Galileo knew that all his discoveries were evidence for Copernicanism, although not a proof. Other observations made by Galileo included the observation of sunspots. He reported these in Discourse on floating bodies which he published in and more fully in Letters on the sunspots, which appeared in The Jovian moons, with an eye to getting a position in Florence, he quickly named 'the Medicean stars'.
In Juneonly a month after his famous little book was published, Galileo resigned his post at Padua and became Chief Mathematician at the University of Pisa without any teaching duties and Mathematician and Philosopher to the Grand Duke of Tuscany.
Inhe visited Rome where he was treated as a leading celebrity. He was also made a member of the Accademia dei Lincei and this was an honour which was especially important to Galileo who signed himself 'Galileo Galilei Linceo' from this time on.
Despite his private support for Copernicanism, Galileo tried to avoid controversy by not making public statements on the issue. Castelli defended the Copernican position vigorously and wrote to Galileo afterwards telling him how successful he had been in putting the arguments. Galileo, less convinced that Castelli had won the argument, wrote Letter to Castelli to him arguing that the Bible had to be interpreted in the light of what science had shown to be true.
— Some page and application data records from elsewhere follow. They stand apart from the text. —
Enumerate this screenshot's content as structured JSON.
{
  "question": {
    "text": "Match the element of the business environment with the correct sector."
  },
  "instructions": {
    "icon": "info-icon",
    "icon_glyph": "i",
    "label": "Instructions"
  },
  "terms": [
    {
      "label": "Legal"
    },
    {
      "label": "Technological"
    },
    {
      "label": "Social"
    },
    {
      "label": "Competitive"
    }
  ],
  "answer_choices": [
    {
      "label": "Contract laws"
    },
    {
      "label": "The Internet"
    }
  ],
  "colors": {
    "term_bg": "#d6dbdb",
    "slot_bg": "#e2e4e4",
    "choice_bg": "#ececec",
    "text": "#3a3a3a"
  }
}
Galileo's enemies ensured that a copy of the Letter to Castelli was sent to the Inquisition in Rome. However, after examining its contents they found little to which they could object.
The point at issue for the Inquisition was whether Copernicus had simply put forward a mathematical theory which enabled the calculation of the positions of the heavenly bodies to be made more simply or whether he was proposing a physical reality. In Galileo wrote a letter to the Grand Duchess Christina of Lorraine which vigorously attacked the followers of Aristotle. In this Galileo stated quite clearly that for him the Copernican theory is not just a mathematical calculating tool, but is a physical reality: